◆ YOUR TASK
This exercise calls for a copy of every line in the listing below that carries the word "eSocial".

◆ EXERCISE DATA

Segment Open

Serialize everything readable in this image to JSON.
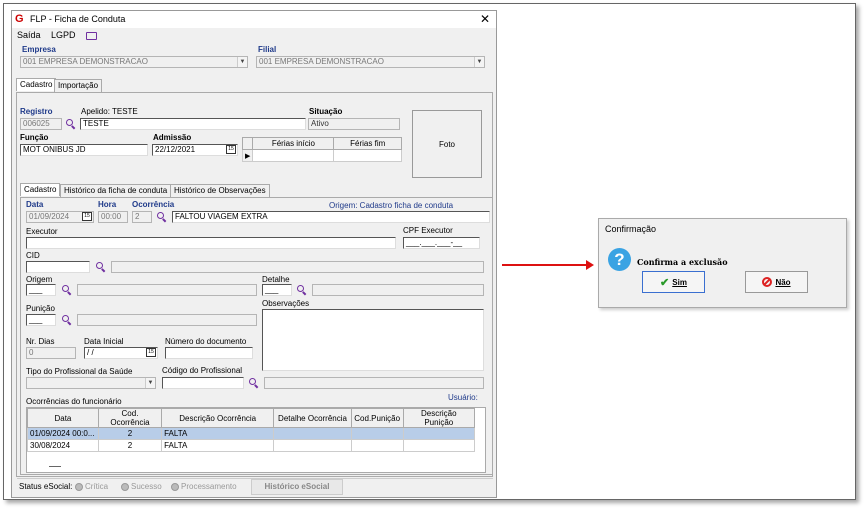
{
  "window": {
    "title": "FLP - Ficha de Conduta",
    "close_label": "✕",
    "logo_label": "G"
  },
  "menu": {
    "saida": "Saída",
    "lgpd": "LGPD"
  },
  "empresa": {
    "label": "Empresa",
    "value": "001 EMPRESA DEMONSTRACAO"
  },
  "filial": {
    "label": "Filial",
    "value": "001 EMPRESA DEMONSTRACAO"
  },
  "top_tabs": [
    "Cadastro",
    "Importação"
  ],
  "registro": {
    "label": "Registro",
    "value": "006025",
    "apelido_label": "Apelido: TESTE",
    "nome": "TESTE"
  },
  "situacao": {
    "label": "Situação",
    "value": "Ativo"
  },
  "funcao": {
    "label": "Função",
    "value": "MOT ONIBUS JD"
  },
  "admissao": {
    "label": "Admissão",
    "value": "22/12/2021"
  },
  "ferias": {
    "col1": "Férias início",
    "col2": "Férias fim"
  },
  "foto_label": "Foto",
  "inner_tabs": [
    "Cadastro",
    "Histórico da ficha de conduta",
    "Histórico de Observações"
  ],
  "ocorr": {
    "data_label": "Data",
    "data_value": "01/09/2024",
    "hora_label": "Hora",
    "hora_value": "00:00",
    "ocorrencia_label": "Ocorrência",
    "ocorrencia_code": "2",
    "ocorrencia_desc": "FALTOU VIAGEM EXTRA",
    "origem_info": "Origem: Cadastro ficha de conduta"
  },
  "executor_label": "Executor",
  "cpf_label": "CPF Executor",
  "cpf_value": "___.___.___-__",
  "cid_label": "CID",
  "origem_label": "Origem",
  "origem_value": "___",
  "detalhe_label": "Detalhe",
  "detalhe_value": "___",
  "punicao_label": "Punição",
  "punicao_value": "___",
  "observacoes_label": "Observações",
  "nr_dias": {
    "label": "Nr. Dias",
    "value": "0"
  },
  "data_inicial": {
    "label": "Data Inicial",
    "value": "/ /"
  },
  "num_doc_label": "Número do documento",
  "tipo_prof_label": "Tipo do Profissional da Saúde",
  "cod_prof_label": "Código do Profissional",
  "ocorrencias_label": "Ocorrências do funcionário",
  "usuario_label": "Usuário:",
  "table": {
    "headers": [
      "Data",
      "Cod. Ocorrência",
      "Descrição Ocorrência",
      "Detalhe Ocorrência",
      "Cod.Punição",
      "Descrição Punição"
    ],
    "rows": [
      [
        "01/09/2024 00:0...",
        "2",
        "FALTA",
        "",
        "",
        ""
      ],
      [
        "30/08/2024",
        "2",
        "FALTA",
        "",
        "",
        ""
      ]
    ]
  },
  "status": {
    "label": "Status eSocial:",
    "critica": "Crítica",
    "sucesso": "Sucesso",
    "processamento": "Processamento",
    "historico_button": "Histórico eSocial"
  },
  "dialog": {
    "title": "Confirmação",
    "icon": "question-icon",
    "message": "Confirma a exclusão",
    "sim": "Sim",
    "nao": "Não"
  }
}
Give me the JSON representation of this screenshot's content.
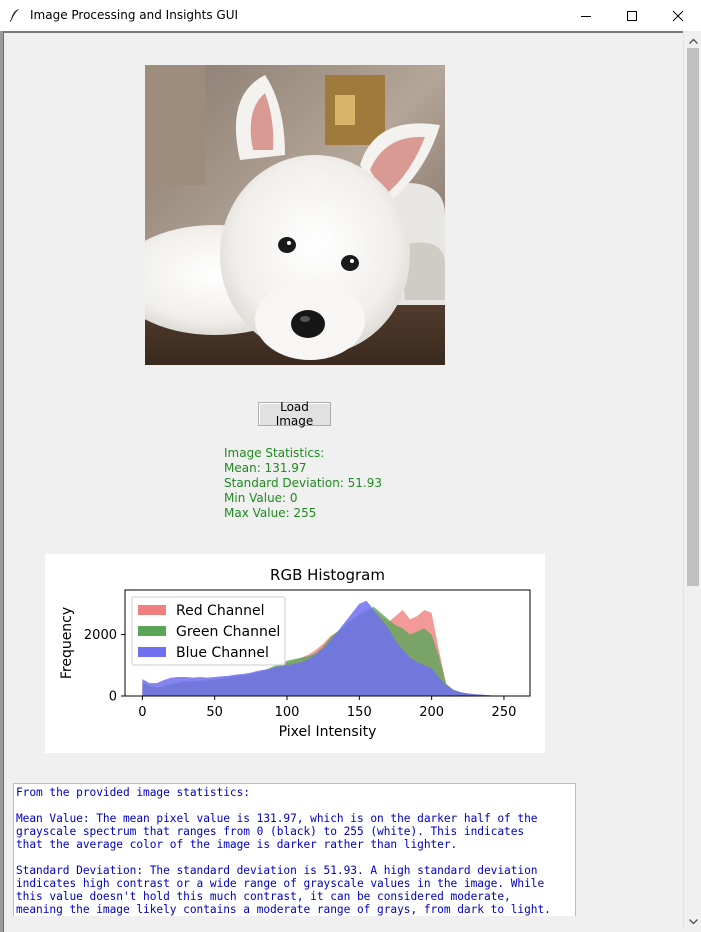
{
  "window": {
    "title": "Image Processing and Insights GUI",
    "icon": "feather-icon",
    "controls": [
      "minimize-icon",
      "maximize-icon",
      "close-icon"
    ]
  },
  "image": {
    "subject": "west-highland-white-terrier-puppy",
    "icon": "dog-photo"
  },
  "load_button": {
    "label": "Load Image"
  },
  "statistics": {
    "header": "Image Statistics:",
    "mean": "Mean: 131.97",
    "std": "Standard Deviation: 51.93",
    "min": "Min Value: 0",
    "max": "Max Value: 255",
    "color": "#1f8a1f"
  },
  "chart_data": {
    "type": "area",
    "title": "RGB Histogram",
    "xlabel": "Pixel Intensity",
    "ylabel": "Frequency",
    "xlim": [
      -12,
      268
    ],
    "ylim": [
      0,
      3450
    ],
    "xticks": [
      0,
      50,
      100,
      150,
      200,
      250
    ],
    "yticks": [
      0,
      2000
    ],
    "legend_position": "upper-left",
    "series": [
      {
        "name": "Red Channel",
        "color": "#f08080",
        "x": [
          0,
          5,
          10,
          15,
          20,
          25,
          30,
          35,
          40,
          45,
          50,
          55,
          60,
          65,
          70,
          75,
          80,
          85,
          90,
          95,
          100,
          105,
          110,
          115,
          120,
          125,
          130,
          135,
          140,
          145,
          150,
          155,
          160,
          165,
          170,
          175,
          180,
          185,
          190,
          195,
          200,
          205,
          210,
          215,
          220,
          225,
          230,
          235,
          240,
          245,
          255
        ],
        "values": [
          400,
          300,
          260,
          300,
          380,
          420,
          460,
          460,
          480,
          500,
          520,
          560,
          600,
          620,
          650,
          700,
          760,
          820,
          900,
          980,
          1080,
          1150,
          1250,
          1350,
          1500,
          1700,
          1950,
          2100,
          2200,
          2400,
          2500,
          2700,
          2750,
          2600,
          2400,
          2600,
          2800,
          2500,
          2600,
          2800,
          2700,
          1500,
          400,
          200,
          120,
          80,
          60,
          40,
          20,
          10,
          0
        ]
      },
      {
        "name": "Green Channel",
        "color": "#5aa55a",
        "x": [
          0,
          5,
          10,
          15,
          20,
          25,
          30,
          35,
          40,
          45,
          50,
          55,
          60,
          65,
          70,
          75,
          80,
          85,
          90,
          95,
          100,
          105,
          110,
          115,
          120,
          125,
          130,
          135,
          140,
          145,
          150,
          155,
          160,
          165,
          170,
          175,
          180,
          185,
          190,
          195,
          200,
          205,
          210,
          215,
          220,
          225,
          230,
          235,
          240,
          245,
          255
        ],
        "values": [
          450,
          320,
          280,
          320,
          400,
          440,
          480,
          480,
          500,
          520,
          540,
          580,
          620,
          640,
          680,
          720,
          780,
          850,
          950,
          1050,
          1150,
          1200,
          1250,
          1300,
          1400,
          1600,
          1900,
          2100,
          2300,
          2500,
          2650,
          2800,
          2900,
          2700,
          2500,
          2300,
          2200,
          2000,
          2100,
          2200,
          2000,
          1300,
          400,
          200,
          120,
          80,
          60,
          40,
          20,
          10,
          0
        ]
      },
      {
        "name": "Blue Channel",
        "color": "#7070f0",
        "x": [
          0,
          5,
          10,
          15,
          20,
          25,
          30,
          35,
          40,
          45,
          50,
          55,
          60,
          65,
          70,
          75,
          80,
          85,
          90,
          95,
          100,
          105,
          110,
          115,
          120,
          125,
          130,
          135,
          140,
          145,
          150,
          155,
          160,
          165,
          170,
          175,
          180,
          185,
          190,
          195,
          200,
          205,
          210,
          215,
          220,
          225,
          230,
          235,
          240,
          245,
          255
        ],
        "values": [
          550,
          420,
          420,
          520,
          600,
          620,
          620,
          600,
          620,
          600,
          620,
          640,
          660,
          700,
          720,
          760,
          820,
          860,
          900,
          960,
          1000,
          1050,
          1100,
          1200,
          1350,
          1550,
          1800,
          2100,
          2400,
          2700,
          3000,
          3100,
          2800,
          2500,
          2200,
          1800,
          1500,
          1250,
          1100,
          1000,
          900,
          600,
          350,
          200,
          120,
          80,
          60,
          40,
          20,
          10,
          0
        ]
      }
    ]
  },
  "insights": {
    "lines": [
      "From the provided image statistics:",
      "",
      "Mean Value: The mean pixel value is 131.97, which is on the darker half of the",
      "grayscale spectrum that ranges from 0 (black) to 255 (white). This indicates",
      "that the average color of the image is darker rather than lighter.",
      "",
      "Standard Deviation: The standard deviation is 51.93. A high standard deviation",
      "indicates high contrast or a wide range of grayscale values in the image. While",
      "this value doesn't hold this much contrast, it can be considered moderate,",
      "meaning the image likely contains a moderate range of grays, from dark to light."
    ],
    "color": "#0000c0"
  }
}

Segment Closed

◆ WRITTEN SOLUTION
    "label": "Status eSocial:",
    "historico_button": "Histórico eSocial"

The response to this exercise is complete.